State denied effort to foster discrimination

State denied effort to foster discrimination

State denied effort to foster discrimination

A pro-family attorney is encouraged that a Catholic couple has won the first round in their fight against Massachusetts' policy against religious foster care parents.

In a state where the foster system is so overburdened that children are housed in hospitals for weeks on end, Mike and Kitty Burke (pictured above) applied to become foster parents.

After completing and passing all the required training, interviews, and home study "with flying colors," they were ready to take in a child.
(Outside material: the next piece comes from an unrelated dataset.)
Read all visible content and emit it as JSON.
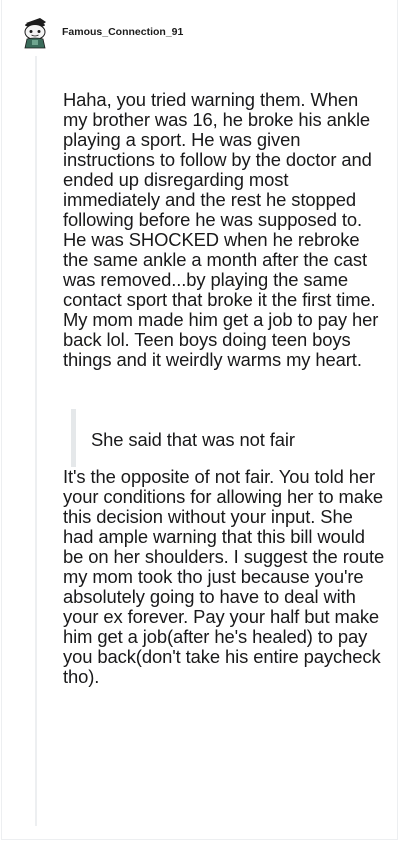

But because they are devout Catholics who would not agree to encourage a child's homosexual or transgender lifestyle, the state refused to place any children with them. So, they filed suit.

Whiting, Sam (MFI) Whiting

"The state basically said, 'We don't think this is a religious liberty violation. We think that these claims should be thrown out,'" relays Sam Whiting of the Massachusetts Family Institute. "The judge rejected those claims and issued a decision saying that those claims were not going to be dismissed, that the case could proceed."

As Whiting points out, the U.S. Constitution protects religious freedom.

"The state … had given the Burkes an ultimatum: they could either choose to renounce their faith and become foster parents, or they could keep to their faith but not be able to parent children," the family advocate submits. "That's just not an acceptable decision to pose to people under our Constitution."

Though the Burkes have not been guaranteed a win in the case, should it go to trial, Whiting says this is certainly a positive sign.